*** Begin section ***

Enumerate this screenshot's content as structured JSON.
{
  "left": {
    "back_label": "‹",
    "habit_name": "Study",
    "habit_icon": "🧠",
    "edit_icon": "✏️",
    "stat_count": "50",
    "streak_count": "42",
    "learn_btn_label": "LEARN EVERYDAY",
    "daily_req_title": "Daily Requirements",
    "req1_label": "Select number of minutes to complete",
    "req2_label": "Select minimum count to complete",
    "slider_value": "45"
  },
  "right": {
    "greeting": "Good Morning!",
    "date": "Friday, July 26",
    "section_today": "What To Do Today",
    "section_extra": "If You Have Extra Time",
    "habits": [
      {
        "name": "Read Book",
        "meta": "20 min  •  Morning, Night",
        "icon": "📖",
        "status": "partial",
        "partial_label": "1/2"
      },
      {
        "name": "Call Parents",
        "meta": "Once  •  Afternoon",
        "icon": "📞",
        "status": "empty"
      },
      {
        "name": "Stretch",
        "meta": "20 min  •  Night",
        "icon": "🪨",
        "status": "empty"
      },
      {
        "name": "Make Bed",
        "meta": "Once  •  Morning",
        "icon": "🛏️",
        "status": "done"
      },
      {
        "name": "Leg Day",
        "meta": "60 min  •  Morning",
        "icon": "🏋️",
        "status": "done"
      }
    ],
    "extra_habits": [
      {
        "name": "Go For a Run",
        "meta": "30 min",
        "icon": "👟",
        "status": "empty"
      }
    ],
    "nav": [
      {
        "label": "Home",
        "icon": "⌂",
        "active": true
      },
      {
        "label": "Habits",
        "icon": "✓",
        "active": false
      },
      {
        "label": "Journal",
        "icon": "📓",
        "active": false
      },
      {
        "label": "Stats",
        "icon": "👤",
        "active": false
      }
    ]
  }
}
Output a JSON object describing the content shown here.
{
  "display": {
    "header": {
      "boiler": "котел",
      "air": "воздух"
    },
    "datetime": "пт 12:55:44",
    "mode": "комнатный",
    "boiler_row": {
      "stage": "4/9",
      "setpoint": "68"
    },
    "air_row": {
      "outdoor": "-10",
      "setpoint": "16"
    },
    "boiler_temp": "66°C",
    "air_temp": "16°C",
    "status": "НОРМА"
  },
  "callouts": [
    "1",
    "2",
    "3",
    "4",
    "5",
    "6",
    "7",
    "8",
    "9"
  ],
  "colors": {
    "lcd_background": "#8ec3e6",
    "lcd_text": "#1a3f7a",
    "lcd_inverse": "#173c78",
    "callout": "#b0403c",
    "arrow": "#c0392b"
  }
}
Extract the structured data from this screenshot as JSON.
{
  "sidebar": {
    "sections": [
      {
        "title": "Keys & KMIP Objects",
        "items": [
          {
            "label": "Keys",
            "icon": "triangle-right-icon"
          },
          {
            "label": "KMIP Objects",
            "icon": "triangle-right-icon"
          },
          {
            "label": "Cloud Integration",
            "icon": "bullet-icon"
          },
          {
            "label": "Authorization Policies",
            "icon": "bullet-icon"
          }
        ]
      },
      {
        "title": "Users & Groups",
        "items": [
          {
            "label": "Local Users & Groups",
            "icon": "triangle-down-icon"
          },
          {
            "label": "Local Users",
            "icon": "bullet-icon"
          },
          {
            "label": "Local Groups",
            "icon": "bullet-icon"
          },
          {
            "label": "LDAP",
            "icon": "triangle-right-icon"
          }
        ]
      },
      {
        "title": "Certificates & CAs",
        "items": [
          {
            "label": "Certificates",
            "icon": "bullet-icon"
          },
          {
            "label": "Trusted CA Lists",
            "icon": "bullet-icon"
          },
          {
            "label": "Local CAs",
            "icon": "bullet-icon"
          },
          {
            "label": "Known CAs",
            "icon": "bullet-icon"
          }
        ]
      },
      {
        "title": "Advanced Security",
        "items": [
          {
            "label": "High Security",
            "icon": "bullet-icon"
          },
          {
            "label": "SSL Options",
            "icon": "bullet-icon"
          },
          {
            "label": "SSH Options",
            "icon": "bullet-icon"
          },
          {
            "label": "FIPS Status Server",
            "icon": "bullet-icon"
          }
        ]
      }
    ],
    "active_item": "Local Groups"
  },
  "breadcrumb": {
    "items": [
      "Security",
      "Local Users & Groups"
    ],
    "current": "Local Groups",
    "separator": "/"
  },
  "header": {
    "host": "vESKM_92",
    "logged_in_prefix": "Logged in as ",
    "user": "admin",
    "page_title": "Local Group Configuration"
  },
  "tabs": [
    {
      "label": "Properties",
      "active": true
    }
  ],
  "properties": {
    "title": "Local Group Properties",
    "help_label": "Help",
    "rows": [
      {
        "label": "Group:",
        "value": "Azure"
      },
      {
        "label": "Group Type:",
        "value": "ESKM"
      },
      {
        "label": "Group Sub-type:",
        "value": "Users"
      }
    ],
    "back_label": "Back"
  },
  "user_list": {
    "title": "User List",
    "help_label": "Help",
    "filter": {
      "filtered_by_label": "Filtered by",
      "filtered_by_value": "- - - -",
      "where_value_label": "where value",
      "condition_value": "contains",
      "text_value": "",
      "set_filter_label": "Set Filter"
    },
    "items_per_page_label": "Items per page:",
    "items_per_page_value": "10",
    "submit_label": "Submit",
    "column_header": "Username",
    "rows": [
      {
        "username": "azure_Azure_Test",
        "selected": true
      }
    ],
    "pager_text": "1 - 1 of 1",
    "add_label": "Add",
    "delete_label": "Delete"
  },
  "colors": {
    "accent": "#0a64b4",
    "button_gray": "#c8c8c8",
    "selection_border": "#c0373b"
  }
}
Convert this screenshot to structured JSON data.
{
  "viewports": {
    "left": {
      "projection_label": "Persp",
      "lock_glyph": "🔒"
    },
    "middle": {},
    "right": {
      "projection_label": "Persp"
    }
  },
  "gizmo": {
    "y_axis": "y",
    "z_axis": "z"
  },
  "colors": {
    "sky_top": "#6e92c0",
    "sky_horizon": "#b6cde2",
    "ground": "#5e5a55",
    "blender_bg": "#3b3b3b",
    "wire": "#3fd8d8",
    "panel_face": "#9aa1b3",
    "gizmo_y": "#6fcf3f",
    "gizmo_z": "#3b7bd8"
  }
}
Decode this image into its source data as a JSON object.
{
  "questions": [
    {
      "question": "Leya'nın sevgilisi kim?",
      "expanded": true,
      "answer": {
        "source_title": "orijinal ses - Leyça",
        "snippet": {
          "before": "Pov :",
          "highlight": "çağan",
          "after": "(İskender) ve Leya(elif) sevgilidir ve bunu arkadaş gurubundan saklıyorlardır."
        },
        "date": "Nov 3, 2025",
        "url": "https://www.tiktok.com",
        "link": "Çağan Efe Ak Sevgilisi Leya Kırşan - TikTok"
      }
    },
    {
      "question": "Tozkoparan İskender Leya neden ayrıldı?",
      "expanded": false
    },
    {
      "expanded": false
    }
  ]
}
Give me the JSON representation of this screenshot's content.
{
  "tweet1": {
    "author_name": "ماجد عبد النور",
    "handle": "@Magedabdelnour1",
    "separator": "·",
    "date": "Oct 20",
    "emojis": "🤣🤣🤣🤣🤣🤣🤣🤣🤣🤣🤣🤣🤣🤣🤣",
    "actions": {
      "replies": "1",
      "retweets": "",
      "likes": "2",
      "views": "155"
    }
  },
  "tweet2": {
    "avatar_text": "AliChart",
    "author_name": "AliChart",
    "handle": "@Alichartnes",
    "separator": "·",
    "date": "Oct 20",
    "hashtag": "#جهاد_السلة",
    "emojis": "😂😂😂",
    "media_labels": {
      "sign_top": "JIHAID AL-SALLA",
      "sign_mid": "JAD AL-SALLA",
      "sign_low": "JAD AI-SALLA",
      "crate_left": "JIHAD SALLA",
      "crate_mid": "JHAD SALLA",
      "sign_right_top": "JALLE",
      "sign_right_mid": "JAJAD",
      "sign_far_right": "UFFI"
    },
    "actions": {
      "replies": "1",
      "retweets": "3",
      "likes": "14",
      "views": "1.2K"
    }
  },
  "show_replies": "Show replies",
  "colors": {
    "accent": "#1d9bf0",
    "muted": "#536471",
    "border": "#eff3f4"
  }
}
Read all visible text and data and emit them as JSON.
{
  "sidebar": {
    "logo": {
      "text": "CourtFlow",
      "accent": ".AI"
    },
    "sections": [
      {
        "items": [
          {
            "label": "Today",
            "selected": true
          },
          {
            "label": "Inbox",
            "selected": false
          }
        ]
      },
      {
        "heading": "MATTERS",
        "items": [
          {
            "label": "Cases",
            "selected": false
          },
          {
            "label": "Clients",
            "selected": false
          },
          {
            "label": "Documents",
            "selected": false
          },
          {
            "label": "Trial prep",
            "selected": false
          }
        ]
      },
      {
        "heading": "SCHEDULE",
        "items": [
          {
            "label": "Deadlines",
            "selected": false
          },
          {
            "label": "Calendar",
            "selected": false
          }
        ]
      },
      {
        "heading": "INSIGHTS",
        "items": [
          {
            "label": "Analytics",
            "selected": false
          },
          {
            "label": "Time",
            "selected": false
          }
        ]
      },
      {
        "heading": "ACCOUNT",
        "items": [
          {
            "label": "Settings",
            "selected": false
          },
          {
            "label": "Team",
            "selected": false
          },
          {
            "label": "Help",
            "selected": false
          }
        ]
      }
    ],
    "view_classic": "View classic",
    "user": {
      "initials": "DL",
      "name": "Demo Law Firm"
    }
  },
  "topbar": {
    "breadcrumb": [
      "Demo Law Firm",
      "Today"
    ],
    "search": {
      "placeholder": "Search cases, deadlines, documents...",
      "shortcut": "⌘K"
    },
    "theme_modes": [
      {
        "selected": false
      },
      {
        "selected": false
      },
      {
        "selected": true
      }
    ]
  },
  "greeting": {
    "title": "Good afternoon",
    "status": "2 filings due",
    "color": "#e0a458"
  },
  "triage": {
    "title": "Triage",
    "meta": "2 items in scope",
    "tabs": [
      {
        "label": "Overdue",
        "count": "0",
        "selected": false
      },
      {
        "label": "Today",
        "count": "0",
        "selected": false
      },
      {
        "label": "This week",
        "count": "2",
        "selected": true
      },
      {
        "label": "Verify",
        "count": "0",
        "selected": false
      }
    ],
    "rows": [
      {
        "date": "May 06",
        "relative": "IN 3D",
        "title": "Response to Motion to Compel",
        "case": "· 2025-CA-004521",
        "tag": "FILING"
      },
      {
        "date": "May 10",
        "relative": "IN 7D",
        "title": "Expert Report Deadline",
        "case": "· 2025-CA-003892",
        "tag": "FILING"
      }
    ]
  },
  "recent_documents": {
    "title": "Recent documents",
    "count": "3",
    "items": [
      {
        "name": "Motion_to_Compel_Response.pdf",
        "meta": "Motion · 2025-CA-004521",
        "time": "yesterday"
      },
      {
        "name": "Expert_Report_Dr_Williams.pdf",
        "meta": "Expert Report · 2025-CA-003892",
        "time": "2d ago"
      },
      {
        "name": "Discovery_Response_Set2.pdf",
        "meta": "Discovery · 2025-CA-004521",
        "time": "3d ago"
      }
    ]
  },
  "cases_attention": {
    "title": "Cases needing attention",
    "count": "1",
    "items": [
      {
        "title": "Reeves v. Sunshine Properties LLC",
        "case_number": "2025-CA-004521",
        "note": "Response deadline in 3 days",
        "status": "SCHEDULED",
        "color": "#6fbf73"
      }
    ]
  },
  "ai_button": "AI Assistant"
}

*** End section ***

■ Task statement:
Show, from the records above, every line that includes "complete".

■ Answer to this exercise:
    "req1_label": "Select number of minutes to complete",
    "req2_label": "Select minimum count to complete",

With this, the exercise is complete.